== Work to be completed ==
Nothing in the data should be altered when it is repeated in full.

== Recorded information ==

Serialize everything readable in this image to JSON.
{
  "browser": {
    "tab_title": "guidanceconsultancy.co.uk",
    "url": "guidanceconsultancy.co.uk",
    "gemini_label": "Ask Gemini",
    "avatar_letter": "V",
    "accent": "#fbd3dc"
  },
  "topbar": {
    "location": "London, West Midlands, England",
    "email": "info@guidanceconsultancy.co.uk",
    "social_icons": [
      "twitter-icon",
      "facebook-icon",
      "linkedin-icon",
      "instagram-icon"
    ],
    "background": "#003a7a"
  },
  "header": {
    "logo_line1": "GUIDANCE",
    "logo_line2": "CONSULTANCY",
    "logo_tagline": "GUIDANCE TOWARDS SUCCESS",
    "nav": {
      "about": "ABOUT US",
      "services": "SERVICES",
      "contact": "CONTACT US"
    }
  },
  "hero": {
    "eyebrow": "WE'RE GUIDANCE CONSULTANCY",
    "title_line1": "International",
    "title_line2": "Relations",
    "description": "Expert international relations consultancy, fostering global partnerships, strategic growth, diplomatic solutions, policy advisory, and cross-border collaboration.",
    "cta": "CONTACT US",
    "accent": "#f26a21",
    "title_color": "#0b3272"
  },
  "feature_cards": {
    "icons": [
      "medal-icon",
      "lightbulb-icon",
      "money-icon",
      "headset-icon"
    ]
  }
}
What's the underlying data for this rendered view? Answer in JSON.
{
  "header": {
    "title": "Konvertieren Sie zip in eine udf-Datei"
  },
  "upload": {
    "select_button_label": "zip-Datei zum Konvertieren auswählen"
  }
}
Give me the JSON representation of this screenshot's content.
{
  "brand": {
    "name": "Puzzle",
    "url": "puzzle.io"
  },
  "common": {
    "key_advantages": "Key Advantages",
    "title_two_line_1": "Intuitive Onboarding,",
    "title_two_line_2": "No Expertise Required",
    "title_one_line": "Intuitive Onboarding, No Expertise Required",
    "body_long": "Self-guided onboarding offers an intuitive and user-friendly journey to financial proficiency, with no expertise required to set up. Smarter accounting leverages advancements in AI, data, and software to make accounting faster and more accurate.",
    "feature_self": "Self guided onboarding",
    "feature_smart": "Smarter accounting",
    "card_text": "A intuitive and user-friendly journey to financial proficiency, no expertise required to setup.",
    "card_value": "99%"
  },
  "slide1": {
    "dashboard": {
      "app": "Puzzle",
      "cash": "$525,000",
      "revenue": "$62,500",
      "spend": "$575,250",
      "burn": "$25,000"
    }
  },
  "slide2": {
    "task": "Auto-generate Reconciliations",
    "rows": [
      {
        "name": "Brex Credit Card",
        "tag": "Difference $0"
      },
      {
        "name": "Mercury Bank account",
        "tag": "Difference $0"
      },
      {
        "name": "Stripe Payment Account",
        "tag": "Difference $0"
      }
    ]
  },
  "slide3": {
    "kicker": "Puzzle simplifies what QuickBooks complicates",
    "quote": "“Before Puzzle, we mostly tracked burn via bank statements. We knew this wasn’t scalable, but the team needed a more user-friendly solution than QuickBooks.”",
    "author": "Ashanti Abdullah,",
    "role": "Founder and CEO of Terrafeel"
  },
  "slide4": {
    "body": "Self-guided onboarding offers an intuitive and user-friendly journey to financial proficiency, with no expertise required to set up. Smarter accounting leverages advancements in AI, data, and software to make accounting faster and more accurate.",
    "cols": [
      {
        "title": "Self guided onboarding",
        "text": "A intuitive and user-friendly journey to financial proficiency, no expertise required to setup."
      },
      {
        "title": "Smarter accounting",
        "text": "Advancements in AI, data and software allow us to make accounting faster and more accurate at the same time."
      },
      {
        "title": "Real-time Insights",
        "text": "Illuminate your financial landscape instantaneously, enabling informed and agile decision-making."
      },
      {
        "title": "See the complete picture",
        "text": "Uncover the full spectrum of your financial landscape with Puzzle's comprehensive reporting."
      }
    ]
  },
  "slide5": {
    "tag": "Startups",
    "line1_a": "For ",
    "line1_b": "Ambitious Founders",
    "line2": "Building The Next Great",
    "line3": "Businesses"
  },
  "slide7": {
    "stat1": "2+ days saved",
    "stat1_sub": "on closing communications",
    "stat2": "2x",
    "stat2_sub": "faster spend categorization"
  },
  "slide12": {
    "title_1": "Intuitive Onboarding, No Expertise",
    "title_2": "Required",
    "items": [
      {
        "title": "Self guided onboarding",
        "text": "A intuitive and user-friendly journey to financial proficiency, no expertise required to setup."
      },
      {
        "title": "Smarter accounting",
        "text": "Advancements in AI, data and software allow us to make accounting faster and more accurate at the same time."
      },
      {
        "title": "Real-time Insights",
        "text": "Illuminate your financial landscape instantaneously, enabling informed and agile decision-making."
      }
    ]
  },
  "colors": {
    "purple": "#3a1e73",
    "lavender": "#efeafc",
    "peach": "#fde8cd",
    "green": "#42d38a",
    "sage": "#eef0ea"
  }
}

== Result of this exercise ==
Serialize everything readable in this image to JSON.
{
  "browser": {
    "tab_title": "guidanceconsultancy.co.uk",
    "url": "guidanceconsultancy.co.uk",
    "gemini_label": "Ask Gemini",
    "avatar_letter": "V",
    "accent": "#fbd3dc"
  },
  "topbar": {
    "location": "London, West Midlands, England",
    "email": "info@guidanceconsultancy.co.uk",
    "social_icons": [
      "twitter-icon",
      "facebook-icon",
      "linkedin-icon",
      "instagram-icon"
    ],
    "background": "#003a7a"
  },
  "header": {
    "logo_line1": "GUIDANCE",
    "logo_line2": "CONSULTANCY",
    "logo_tagline": "GUIDANCE TOWARDS SUCCESS",
    "nav": {
      "about": "ABOUT US",
      "services": "SERVICES",
      "contact": "CONTACT US"
    }
  },
  "hero": {
    "eyebrow": "WE'RE GUIDANCE CONSULTANCY",
    "title_line1": "International",
    "title_line2": "Relations",
    "description": "Expert international relations consultancy, fostering global partnerships, strategic growth, diplomatic solutions, policy advisory, and cross-border collaboration.",
    "cta": "CONTACT US",
    "accent": "#f26a21",
    "title_color": "#0b3272"
  },
  "feature_cards": {
    "icons": [
      "medal-icon",
      "lightbulb-icon",
      "money-icon",
      "headset-icon"
    ]
  }
}
What's the underlying data for this rendered view? Answer in JSON.
{
  "header": {
    "title": "Konvertieren Sie zip in eine udf-Datei"
  },
  "upload": {
    "select_button_label": "zip-Datei zum Konvertieren auswählen"
  }
}
Give me the JSON representation of this screenshot's content.
{
  "brand": {
    "name": "Puzzle",
    "url": "puzzle.io"
  },
  "common": {
    "key_advantages": "Key Advantages",
    "title_two_line_1": "Intuitive Onboarding,",
    "title_two_line_2": "No Expertise Required",
    "title_one_line": "Intuitive Onboarding, No Expertise Required",
    "body_long": "Self-guided onboarding offers an intuitive and user-friendly journey to financial proficiency, with no expertise required to set up. Smarter accounting leverages advancements in AI, data, and software to make accounting faster and more accurate.",
    "feature_self": "Self guided onboarding",
    "feature_smart": "Smarter accounting",
    "card_text": "A intuitive and user-friendly journey to financial proficiency, no expertise required to setup.",
    "card_value": "99%"
  },
  "slide1": {
    "dashboard": {
      "app": "Puzzle",
      "cash": "$525,000",
      "revenue": "$62,500",
      "spend": "$575,250",
      "burn": "$25,000"
    }
  },
  "slide2": {
    "task": "Auto-generate Reconciliations",
    "rows": [
      {
        "name": "Brex Credit Card",
        "tag": "Difference $0"
      },
      {
        "name": "Mercury Bank account",
        "tag": "Difference $0"
      },
      {
        "name": "Stripe Payment Account",
        "tag": "Difference $0"
      }
    ]
  },
  "slide3": {
    "kicker": "Puzzle simplifies what QuickBooks complicates",
    "quote": "“Before Puzzle, we mostly tracked burn via bank statements. We knew this wasn’t scalable, but the team needed a more user-friendly solution than QuickBooks.”",
    "author": "Ashanti Abdullah,",
    "role": "Founder and CEO of Terrafeel"
  },
  "slide4": {
    "body": "Self-guided onboarding offers an intuitive and user-friendly journey to financial proficiency, with no expertise required to set up. Smarter accounting leverages advancements in AI, data, and software to make accounting faster and more accurate.",
    "cols": [
      {
        "title": "Self guided onboarding",
        "text": "A intuitive and user-friendly journey to financial proficiency, no expertise required to setup."
      },
      {
        "title": "Smarter accounting",
        "text": "Advancements in AI, data and software allow us to make accounting faster and more accurate at the same time."
      },
      {
        "title": "Real-time Insights",
        "text": "Illuminate your financial landscape instantaneously, enabling informed and agile decision-making."
      },
      {
        "title": "See the complete picture",
        "text": "Uncover the full spectrum of your financial landscape with Puzzle's comprehensive reporting."
      }
    ]
  },
  "slide5": {
    "tag": "Startups",
    "line1_a": "For ",
    "line1_b": "Ambitious Founders",
    "line2": "Building The Next Great",
    "line3": "Businesses"
  },
  "slide7": {
    "stat1": "2+ days saved",
    "stat1_sub": "on closing communications",
    "stat2": "2x",
    "stat2_sub": "faster spend categorization"
  },
  "slide12": {
    "title_1": "Intuitive Onboarding, No Expertise",
    "title_2": "Required",
    "items": [
      {
        "title": "Self guided onboarding",
        "text": "A intuitive and user-friendly journey to financial proficiency, no expertise required to setup."
      },
      {
        "title": "Smarter accounting",
        "text": "Advancements in AI, data and software allow us to make accounting faster and more accurate at the same time."
      },
      {
        "title": "Real-time Insights",
        "text": "Illuminate your financial landscape instantaneously, enabling informed and agile decision-making."
      }
    ]
  },
  "colors": {
    "purple": "#3a1e73",
    "lavender": "#efeafc",
    "peach": "#fde8cd",
    "green": "#42d38a",
    "sage": "#eef0ea"
  }
}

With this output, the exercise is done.